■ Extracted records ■
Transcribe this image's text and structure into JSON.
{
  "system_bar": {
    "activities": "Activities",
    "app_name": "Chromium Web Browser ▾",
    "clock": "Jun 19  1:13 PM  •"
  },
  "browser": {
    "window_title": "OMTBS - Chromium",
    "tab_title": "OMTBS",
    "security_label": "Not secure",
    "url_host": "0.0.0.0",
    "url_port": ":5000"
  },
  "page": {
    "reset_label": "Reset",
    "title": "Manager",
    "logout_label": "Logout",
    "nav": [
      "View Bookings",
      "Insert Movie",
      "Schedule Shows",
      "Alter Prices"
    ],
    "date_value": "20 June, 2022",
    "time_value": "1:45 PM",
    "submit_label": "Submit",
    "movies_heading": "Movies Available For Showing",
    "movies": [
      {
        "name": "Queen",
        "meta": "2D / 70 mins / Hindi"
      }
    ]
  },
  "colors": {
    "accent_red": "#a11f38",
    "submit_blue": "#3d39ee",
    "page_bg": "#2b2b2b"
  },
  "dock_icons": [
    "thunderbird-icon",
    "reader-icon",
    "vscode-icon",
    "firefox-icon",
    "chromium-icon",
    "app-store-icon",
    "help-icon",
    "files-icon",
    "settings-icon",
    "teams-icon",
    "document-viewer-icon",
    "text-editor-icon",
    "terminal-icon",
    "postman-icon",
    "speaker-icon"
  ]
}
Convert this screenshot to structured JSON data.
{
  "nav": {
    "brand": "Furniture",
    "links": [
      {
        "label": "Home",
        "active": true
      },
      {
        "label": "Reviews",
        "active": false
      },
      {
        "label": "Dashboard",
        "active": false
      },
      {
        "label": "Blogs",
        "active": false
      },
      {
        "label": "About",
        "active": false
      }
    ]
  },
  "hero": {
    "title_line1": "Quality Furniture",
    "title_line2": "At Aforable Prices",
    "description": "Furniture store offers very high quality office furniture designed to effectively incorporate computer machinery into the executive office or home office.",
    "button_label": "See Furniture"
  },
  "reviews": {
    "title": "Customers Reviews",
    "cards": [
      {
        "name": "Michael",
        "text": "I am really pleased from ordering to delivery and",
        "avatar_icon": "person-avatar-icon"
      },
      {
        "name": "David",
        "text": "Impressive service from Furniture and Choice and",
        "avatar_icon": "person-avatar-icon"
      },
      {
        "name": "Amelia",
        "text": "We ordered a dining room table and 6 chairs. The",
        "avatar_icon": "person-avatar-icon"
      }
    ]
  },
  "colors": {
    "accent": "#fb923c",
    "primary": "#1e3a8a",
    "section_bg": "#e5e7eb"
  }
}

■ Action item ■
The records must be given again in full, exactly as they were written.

■ Task response ■
Transcribe this image's text and structure into JSON.
{
  "system_bar": {
    "activities": "Activities",
    "app_name": "Chromium Web Browser ▾",
    "clock": "Jun 19  1:13 PM  •"
  },
  "browser": {
    "window_title": "OMTBS - Chromium",
    "tab_title": "OMTBS",
    "security_label": "Not secure",
    "url_host": "0.0.0.0",
    "url_port": ":5000"
  },
  "page": {
    "reset_label": "Reset",
    "title": "Manager",
    "logout_label": "Logout",
    "nav": [
      "View Bookings",
      "Insert Movie",
      "Schedule Shows",
      "Alter Prices"
    ],
    "date_value": "20 June, 2022",
    "time_value": "1:45 PM",
    "submit_label": "Submit",
    "movies_heading": "Movies Available For Showing",
    "movies": [
      {
        "name": "Queen",
        "meta": "2D / 70 mins / Hindi"
      }
    ]
  },
  "colors": {
    "accent_red": "#a11f38",
    "submit_blue": "#3d39ee",
    "page_bg": "#2b2b2b"
  },
  "dock_icons": [
    "thunderbird-icon",
    "reader-icon",
    "vscode-icon",
    "firefox-icon",
    "chromium-icon",
    "app-store-icon",
    "help-icon",
    "files-icon",
    "settings-icon",
    "teams-icon",
    "document-viewer-icon",
    "text-editor-icon",
    "terminal-icon",
    "postman-icon",
    "speaker-icon"
  ]
}
Convert this screenshot to structured JSON data.
{
  "nav": {
    "brand": "Furniture",
    "links": [
      {
        "label": "Home",
        "active": true
      },
      {
        "label": "Reviews",
        "active": false
      },
      {
        "label": "Dashboard",
        "active": false
      },
      {
        "label": "Blogs",
        "active": false
      },
      {
        "label": "About",
        "active": false
      }
    ]
  },
  "hero": {
    "title_line1": "Quality Furniture",
    "title_line2": "At Aforable Prices",
    "description": "Furniture store offers very high quality office furniture designed to effectively incorporate computer machinery into the executive office or home office.",
    "button_label": "See Furniture"
  },
  "reviews": {
    "title": "Customers Reviews",
    "cards": [
      {
        "name": "Michael",
        "text": "I am really pleased from ordering to delivery and",
        "avatar_icon": "person-avatar-icon"
      },
      {
        "name": "David",
        "text": "Impressive service from Furniture and Choice and",
        "avatar_icon": "person-avatar-icon"
      },
      {
        "name": "Amelia",
        "text": "We ordered a dining room table and 6 chairs. The",
        "avatar_icon": "person-avatar-icon"
      }
    ]
  },
  "colors": {
    "accent": "#fb923c",
    "primary": "#1e3a8a",
    "section_bg": "#e5e7eb"
  }
}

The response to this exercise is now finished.